24. (Opposite bottom) Henry H. “Hap” Arnold became Commanding General of the Army Air Forces in June 1941 and soon led the mightiest air armada yet assembled. A driven, demanding leader, Arnold suffered four heart attacks during World War II. His first combat command came when he took charge of Twentieth Air Force in early 1944, and he directed the B-29 assault on Japan from his office in the Pentagon. (U. S. Air Force)

Sanctioning Progressive Air Power: awpd-1

Sanctioning Progressive Air Power: awpd-1

Sanctioning Progressive Air Power: awpd-1


Sanctioning Progressive Air Power: awpd-1

’ 5- (Opposite top) The Boeing в-2.9 “Superfortress” was the epitome in bomber technology, sporting pressurized crew compartments plus four gun turrets remotely controlled via General Electric analog computers. The aircraft was World War IBs most expensive weapon system, with a three-billion-dollar price tag. (U. S. Air Force)

z6. (Opposite bottom) Brig. Gen. Haywood S. “Possum” Hansell, XXI Bomber Command commander, briefs B-29 air crews before a mission to Tokyo in late 1944. His steadfast commitment to prewar progressive notions about bombing contributed to Arnold’s decision to replace him with LeMay. (U. S. Air Force)

27. (Above) Maj. Gen. Curtis LeMay, far left, replaced Brig. Gen. Possum Hansell, center, as XXI Bomber Command commander in January 1945. LeMay, who had previously commanded XX Bomber Command in China, was replaced in that job by Brig. Gen. Roger M. Ramey, far right. (U. S. Air Force)

28. Sanctioning Progressive Air Power: awpd-1
Brig. Gen. Lauris “Larry” Norstad, who served on Hap Arnold’s advisory council as a colonel in 1943 before becoming a staff officer in North Africa and Italy, replaced Possum Hansell as Twentieth Air Force Chief of Staff in summer 1944. Norstad wielded considerable power in that position, especially after Arnold suffered his fourth heart attack of the war in January 1945. (U. S. Air Force)

Sanctioning Progressive Air Power: awpd-1
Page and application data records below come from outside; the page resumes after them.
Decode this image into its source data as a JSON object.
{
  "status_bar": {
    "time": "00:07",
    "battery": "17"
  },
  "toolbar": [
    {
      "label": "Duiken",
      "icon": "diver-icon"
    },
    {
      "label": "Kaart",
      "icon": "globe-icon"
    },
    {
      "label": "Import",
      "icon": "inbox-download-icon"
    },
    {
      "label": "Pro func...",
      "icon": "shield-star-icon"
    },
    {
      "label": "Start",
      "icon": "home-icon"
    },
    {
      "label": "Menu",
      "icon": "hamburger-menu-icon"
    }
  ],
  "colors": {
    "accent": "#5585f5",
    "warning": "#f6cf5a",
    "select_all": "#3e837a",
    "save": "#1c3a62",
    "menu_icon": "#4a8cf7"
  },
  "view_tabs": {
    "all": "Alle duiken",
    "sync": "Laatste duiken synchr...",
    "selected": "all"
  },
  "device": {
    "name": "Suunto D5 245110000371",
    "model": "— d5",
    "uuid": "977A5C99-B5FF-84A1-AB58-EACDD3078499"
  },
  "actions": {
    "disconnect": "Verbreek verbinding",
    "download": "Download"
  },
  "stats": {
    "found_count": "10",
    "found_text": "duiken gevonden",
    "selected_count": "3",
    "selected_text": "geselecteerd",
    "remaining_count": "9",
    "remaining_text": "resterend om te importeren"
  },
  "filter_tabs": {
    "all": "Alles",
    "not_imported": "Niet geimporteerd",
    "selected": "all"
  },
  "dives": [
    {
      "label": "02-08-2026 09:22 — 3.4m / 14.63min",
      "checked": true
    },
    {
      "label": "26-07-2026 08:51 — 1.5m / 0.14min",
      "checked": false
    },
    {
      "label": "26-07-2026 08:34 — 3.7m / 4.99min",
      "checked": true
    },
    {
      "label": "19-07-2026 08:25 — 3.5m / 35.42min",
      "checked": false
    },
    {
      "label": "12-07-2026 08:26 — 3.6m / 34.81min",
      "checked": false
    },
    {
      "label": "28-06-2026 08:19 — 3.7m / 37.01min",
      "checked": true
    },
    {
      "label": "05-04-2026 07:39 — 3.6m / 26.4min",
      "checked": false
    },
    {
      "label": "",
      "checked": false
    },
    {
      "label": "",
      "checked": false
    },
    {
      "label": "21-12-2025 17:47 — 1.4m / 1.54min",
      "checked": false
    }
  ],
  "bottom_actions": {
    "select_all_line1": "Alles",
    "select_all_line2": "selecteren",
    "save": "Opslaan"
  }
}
29. The Etiola Gay dropped the atomic bomb “Little Boy” on Hiroshima on 6 August 1945. (U. S. Air Force)

Sanctioning Progressive Air Power: awpd-1

30. By June 1945 most of Kobe, one of prewar Japan’s four most populous cities, was in ruins. (U. S. Air Force)

Sanctioning Progressive Air Power: awpd-1

Sanctioning Progressive Air Power: awpd-1


Sanctioning Progressive Air Power: awpd-1

(Opposite top) Twentieth Air Force devastated Tokyo. (U. S. Air Force)

32. (Opposite bottom) Coi. Paul Tibbets’s Enola Gay is prepared to upload the atomic bomb for Fliroshima. (U. S. Air Force)

33. (Above) Nagasaki following the atomic strike on 9 August 1945.

(U. S. Air Force)

Sanctioning Progressive Air Power: awpd-1

34- In the post-Vietnam era Col. John A. Warden III emerged as heir to the progressive notions that had sparked Billy Mitchell and Air Corps Tactical School instructors. Many of Warden’s ideas underpin current Air Force bombing doctrine. (U. S. Air Force)